TO DO: Each record is to be given again precisely as written.

Excerpts from an interface dataset
>>
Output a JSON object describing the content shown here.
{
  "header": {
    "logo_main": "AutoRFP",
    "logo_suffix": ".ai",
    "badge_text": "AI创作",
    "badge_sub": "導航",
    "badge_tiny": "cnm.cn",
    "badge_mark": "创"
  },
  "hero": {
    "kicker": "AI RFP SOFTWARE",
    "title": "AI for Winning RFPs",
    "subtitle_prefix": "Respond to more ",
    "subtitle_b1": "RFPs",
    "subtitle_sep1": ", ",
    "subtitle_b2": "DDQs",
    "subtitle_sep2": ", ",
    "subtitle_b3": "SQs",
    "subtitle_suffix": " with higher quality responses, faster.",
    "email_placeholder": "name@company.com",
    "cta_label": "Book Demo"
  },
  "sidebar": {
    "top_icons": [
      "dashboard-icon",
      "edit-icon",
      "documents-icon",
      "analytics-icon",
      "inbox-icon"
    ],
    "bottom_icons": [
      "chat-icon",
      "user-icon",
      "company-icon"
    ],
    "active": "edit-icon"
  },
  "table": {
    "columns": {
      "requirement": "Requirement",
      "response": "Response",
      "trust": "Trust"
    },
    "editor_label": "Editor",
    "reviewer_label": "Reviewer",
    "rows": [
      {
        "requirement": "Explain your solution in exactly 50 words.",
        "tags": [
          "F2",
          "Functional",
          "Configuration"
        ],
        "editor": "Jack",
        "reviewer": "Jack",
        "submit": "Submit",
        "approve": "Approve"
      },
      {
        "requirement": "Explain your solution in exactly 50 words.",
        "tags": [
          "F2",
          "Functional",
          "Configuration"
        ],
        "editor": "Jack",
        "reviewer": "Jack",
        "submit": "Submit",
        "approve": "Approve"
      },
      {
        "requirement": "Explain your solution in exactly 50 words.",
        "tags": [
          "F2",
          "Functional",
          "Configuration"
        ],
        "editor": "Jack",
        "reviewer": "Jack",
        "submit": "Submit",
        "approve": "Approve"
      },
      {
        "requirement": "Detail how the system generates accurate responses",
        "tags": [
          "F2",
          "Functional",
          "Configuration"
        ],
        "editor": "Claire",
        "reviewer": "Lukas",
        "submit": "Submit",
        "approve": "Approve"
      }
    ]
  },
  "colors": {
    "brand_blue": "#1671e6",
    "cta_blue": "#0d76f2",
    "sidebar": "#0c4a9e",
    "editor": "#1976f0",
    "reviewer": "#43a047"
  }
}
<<
EXERCISE OUTPUT:
Output a JSON object describing the content shown here.
{
  "header": {
    "logo_main": "AutoRFP",
    "logo_suffix": ".ai",
    "badge_text": "AI创作",
    "badge_sub": "導航",
    "badge_tiny": "cnm.cn",
    "badge_mark": "创"
  },
  "hero": {
    "kicker": "AI RFP SOFTWARE",
    "title": "AI for Winning RFPs",
    "subtitle_prefix": "Respond to more ",
    "subtitle_b1": "RFPs",
    "subtitle_sep1": ", ",
    "subtitle_b2": "DDQs",
    "subtitle_sep2": ", ",
    "subtitle_b3": "SQs",
    "subtitle_suffix": " with higher quality responses, faster.",
    "email_placeholder": "name@company.com",
    "cta_label": "Book Demo"
  },
  "sidebar": {
    "top_icons": [
      "dashboard-icon",
      "edit-icon",
      "documents-icon",
      "analytics-icon",
      "inbox-icon"
    ],
    "bottom_icons": [
      "chat-icon",
      "user-icon",
      "company-icon"
    ],
    "active": "edit-icon"
  },
  "table": {
    "columns": {
      "requirement": "Requirement",
      "response": "Response",
      "trust": "Trust"
    },
    "editor_label": "Editor",
    "reviewer_label": "Reviewer",
    "rows": [
      {
        "requirement": "Explain your solution in exactly 50 words.",
        "tags": [
          "F2",
          "Functional",
          "Configuration"
        ],
        "editor": "Jack",
        "reviewer": "Jack",
        "submit": "Submit",
        "approve": "Approve"
      },
      {
        "requirement": "Explain your solution in exactly 50 words.",
        "tags": [
          "F2",
          "Functional",
          "Configuration"
        ],
        "editor": "Jack",
        "reviewer": "Jack",
        "submit": "Submit",
        "approve": "Approve"
      },
      {
        "requirement": "Explain your solution in exactly 50 words.",
        "tags": [
          "F2",
          "Functional",
          "Configuration"
        ],
        "editor": "Jack",
        "reviewer": "Jack",
        "submit": "Submit",
        "approve": "Approve"
      },
      {
        "requirement": "Detail how the system generates accurate responses",
        "tags": [
          "F2",
          "Functional",
          "Configuration"
        ],
        "editor": "Claire",
        "reviewer": "Lukas",
        "submit": "Submit",
        "approve": "Approve"
      }
    ]
  },
  "colors": {
    "brand_blue": "#1671e6",
    "cta_blue": "#0d76f2",
    "sidebar": "#0c4a9e",
    "editor": "#1976f0",
    "reviewer": "#43a047"
  }
}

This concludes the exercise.